The report, Sources of family breakdown in the UK, tracked 4,476 mothers with children born between 2000-2002 from the Millennium Cohort Study.
Taking into account a wide range of background factors such as ethnicity, age, time lived together, education and relationship happiness, the study found that the probability of splitting up rose to 46 per cent for never married parents.
Just 16 per cent of never married couples were still intact by the time their children were in their teenage years.
By contrast, 84 per cent of married couples were still together by the time their children turned 14.
Harry Benson, research director of The Marriage Foundation and author of the report, said the statistics showed “the simple truth that marriage matters”.
“There are many reasons why this is the case, but at its simplest level this is because the act of marriage involves a clear mutual decision about your future together. It sends a big signal that puts both people on the same page and removes any lingering doubts and ambiguities,” he said.
Marriage Foundation founder Sir Paul Coleridge said, “Every experienced parent knows that if adolescents are to successfully navigate the scary teenage years they need a secure and a stable family environment.
“The moral of the story is that if you want to experience the rich rewards of fully enjoying your children through their tricky teenage years marrying the other parent is a crucial first step.”
The report also found that divorce accounts for less than a third of all family breakdown in the UK, standing at 10 per cent of breakdowns involving first-born children aged three, and rising to 31 per cent of breakdown involving children aged 14.
“The second myth which this research yet again debunks is that family breakdown is mostly about married couples getting divorced. Just not true,” said Sir Paul.
“The unchallenged fact is that divorce rates have been dropping for decades and, as a consequence, if you marry today you will probably still be married for the rest of your life.
“Family breakdown is three times more common amongst unmarried couples.
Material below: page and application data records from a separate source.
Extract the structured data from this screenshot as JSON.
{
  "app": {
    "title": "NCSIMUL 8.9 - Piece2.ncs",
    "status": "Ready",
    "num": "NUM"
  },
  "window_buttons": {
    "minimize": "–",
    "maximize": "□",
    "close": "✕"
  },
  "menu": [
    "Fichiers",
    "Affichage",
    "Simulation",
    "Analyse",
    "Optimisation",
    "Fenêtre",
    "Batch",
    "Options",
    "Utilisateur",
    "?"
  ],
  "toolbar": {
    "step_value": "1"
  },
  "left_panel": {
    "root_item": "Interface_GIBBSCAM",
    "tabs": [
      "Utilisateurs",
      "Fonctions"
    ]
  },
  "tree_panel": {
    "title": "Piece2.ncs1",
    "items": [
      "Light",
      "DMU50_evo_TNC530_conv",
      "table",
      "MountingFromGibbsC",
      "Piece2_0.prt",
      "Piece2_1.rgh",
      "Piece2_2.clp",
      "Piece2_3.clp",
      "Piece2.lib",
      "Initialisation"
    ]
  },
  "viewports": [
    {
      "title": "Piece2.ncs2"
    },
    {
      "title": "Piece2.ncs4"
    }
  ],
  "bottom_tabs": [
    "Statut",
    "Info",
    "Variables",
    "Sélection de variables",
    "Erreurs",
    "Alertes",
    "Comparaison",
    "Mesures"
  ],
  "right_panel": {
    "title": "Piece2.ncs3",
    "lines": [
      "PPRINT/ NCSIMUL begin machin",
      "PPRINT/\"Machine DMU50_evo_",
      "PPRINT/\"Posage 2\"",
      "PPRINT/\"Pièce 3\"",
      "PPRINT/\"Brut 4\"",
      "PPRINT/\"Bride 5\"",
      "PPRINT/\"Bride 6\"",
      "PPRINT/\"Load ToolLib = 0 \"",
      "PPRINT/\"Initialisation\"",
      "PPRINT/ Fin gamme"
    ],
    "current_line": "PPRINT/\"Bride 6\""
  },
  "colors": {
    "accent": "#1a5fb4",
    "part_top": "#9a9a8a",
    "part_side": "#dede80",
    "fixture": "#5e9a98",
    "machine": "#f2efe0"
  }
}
Perhaps one day we shall be blessed with a government who take these graphic statistics seriously and, by clear policies, support marriage unequivocally.”
Mr Benson echoed these calls.
“This report yet again challenges the Government and all politicians who say they are concerned with the impact of family breakdown as to why they are not doing more to support marriage,” he said.
“Our leaders are failing to support the thousands and thousands of young couples who still aspire to marry.”